That’s all I got Mr. Peabody! Thanks Sherman.

Have any sites that are cool? Let me know.

Web Sites with Bad Design

Web Sites with a bad UI. They are not hard to find. But what I find hard to fathom, is large companies and organizations which green light projects that produce such fodder? Where is the disconnect? I once worked for an interactive web design company, and we would sit in these meetings and this is what happens: 10 people providing input into what “they” would like to see on the “new” website. No central voice, except that all were allowed to participate and contribute.

What happens is the website loses all workflow and navigation sensibility. Why? Because you have decisions made by committee. By people who have no background in web design and UI design. This seems to be more prevalent the larger the organization, but can also happen on a smaller scale, when decision makers fancy themselves and the masses for that matter, as intuitive web designers.

One of the areas where you would think that creativity would reign supreme but does not, is on college campuses. Why? In a lot of  academic settings, each department may be autonomous of each other and thus have an idea how their departments “look and feel” should be articulated online. Trust me it, it doesn’t work. What you get is 20 departments with 20 different looks. All sites should flow, they should have the same layout so that students and parents and prospective students know exactly where to look for critical information.

Which leads me to the bigger picture. At all large corporations and small as well. You need to have a plan. But the plan needs to work in the context of a) does it meet and serve the needs of the visitor and b) does it meet and server the needs of the search engines and c) is it visually effective.

Unfortunately, form over function sometimes wins out and thus what you get is, sites that are not so hot.

Let’s critique a few really quick, shall we?

Harvard I’m a little shocked by the lack of interest this landing page conveys. It’s almost arrogant in nature. The thought being, “We’re Harvard, so having a cool website is not a priority. So Much for PR.

Oxford  Not bad.  At least it’s a little more inviting to visitors than Harvards. It still has a stuffy academic “We are Oxford” feel to it.

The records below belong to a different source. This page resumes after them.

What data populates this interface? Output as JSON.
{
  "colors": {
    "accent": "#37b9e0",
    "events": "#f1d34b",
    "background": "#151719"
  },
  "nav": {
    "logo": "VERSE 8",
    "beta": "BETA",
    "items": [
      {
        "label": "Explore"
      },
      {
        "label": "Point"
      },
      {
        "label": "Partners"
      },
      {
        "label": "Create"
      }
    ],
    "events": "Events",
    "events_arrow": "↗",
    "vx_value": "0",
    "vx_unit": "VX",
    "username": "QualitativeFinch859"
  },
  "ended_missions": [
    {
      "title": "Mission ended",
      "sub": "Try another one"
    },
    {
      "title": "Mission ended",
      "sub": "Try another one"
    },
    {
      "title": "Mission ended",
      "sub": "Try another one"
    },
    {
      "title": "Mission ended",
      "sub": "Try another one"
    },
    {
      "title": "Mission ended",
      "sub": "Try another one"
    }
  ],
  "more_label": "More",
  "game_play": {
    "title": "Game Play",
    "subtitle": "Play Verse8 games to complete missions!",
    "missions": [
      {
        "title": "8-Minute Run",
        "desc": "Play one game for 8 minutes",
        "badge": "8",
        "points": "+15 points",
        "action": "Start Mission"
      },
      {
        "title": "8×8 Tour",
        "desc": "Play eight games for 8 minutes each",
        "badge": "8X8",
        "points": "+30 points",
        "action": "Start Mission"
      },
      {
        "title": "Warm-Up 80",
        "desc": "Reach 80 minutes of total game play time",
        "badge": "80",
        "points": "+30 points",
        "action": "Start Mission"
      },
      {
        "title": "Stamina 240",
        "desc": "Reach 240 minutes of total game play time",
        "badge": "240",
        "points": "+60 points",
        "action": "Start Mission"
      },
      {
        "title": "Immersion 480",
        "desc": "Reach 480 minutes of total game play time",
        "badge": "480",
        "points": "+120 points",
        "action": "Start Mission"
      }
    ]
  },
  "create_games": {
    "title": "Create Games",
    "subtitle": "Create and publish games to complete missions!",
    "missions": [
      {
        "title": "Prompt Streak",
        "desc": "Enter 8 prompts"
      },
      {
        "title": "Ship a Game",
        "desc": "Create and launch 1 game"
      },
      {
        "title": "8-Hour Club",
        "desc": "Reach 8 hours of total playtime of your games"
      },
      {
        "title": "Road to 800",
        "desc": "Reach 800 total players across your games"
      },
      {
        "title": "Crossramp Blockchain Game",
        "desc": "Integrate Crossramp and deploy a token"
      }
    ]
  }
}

Coke Might have been cool but the load was slow, but interactive and engaging, maybe a little too busy, but then again it’s a brand that really has to speak to a lot of different demographics, so it’s understandable. But still slow and confusing.

Pepsi  Absolutely love this. Very fast load (because its PHP?) The UI is broken into segments immediately, it’s hip and engaging and Clearly they understand who is hitting their site. Mad props to the folks at Pepsi. they get it. They understand their brand and their users and how to get them where they need to go.

McDonalds I’m surprised at the corporate nature of this. given the amount of urban advertising and the tremendous push for fresh and new, I’m not feeling this from the landing page.  They have one little drop down called,”havin fun”… NOT!

Burger King Not Bad, but the initial landing page is a map and you have to choose your country. I get that for an internationaly branded product but.. After selecting the proper country there are some nifty flash pages but overall I would think it needs to play up current themes versus current specials??? Who’s your audience?

Los Angeles  The city of Los Angeles, I know, whenever you venture into the public sector, especially government sites, expect the worst. so I wasn’t surprised by what I saw.  As citizens, you expect to muddle your way through any type of state or local government site. I wish they(the sites) were better, but they are because they are.

NYC I actually liked the NYC site. It was laid out a bit better than the LA site; and it also has a feel for who might be hitting the site. The LA site was like their freeways. Confusing. The NYC site actually understands it’s sites visitors better and what they need and want. Kudos to the Big Apple.

I’m curious as to what others might feel about this and would not mind seeing some examples of good and bad sites. I know some orgs. know they have a bad site and others are just clueless, maybe we can help them? Let me know.

Cheers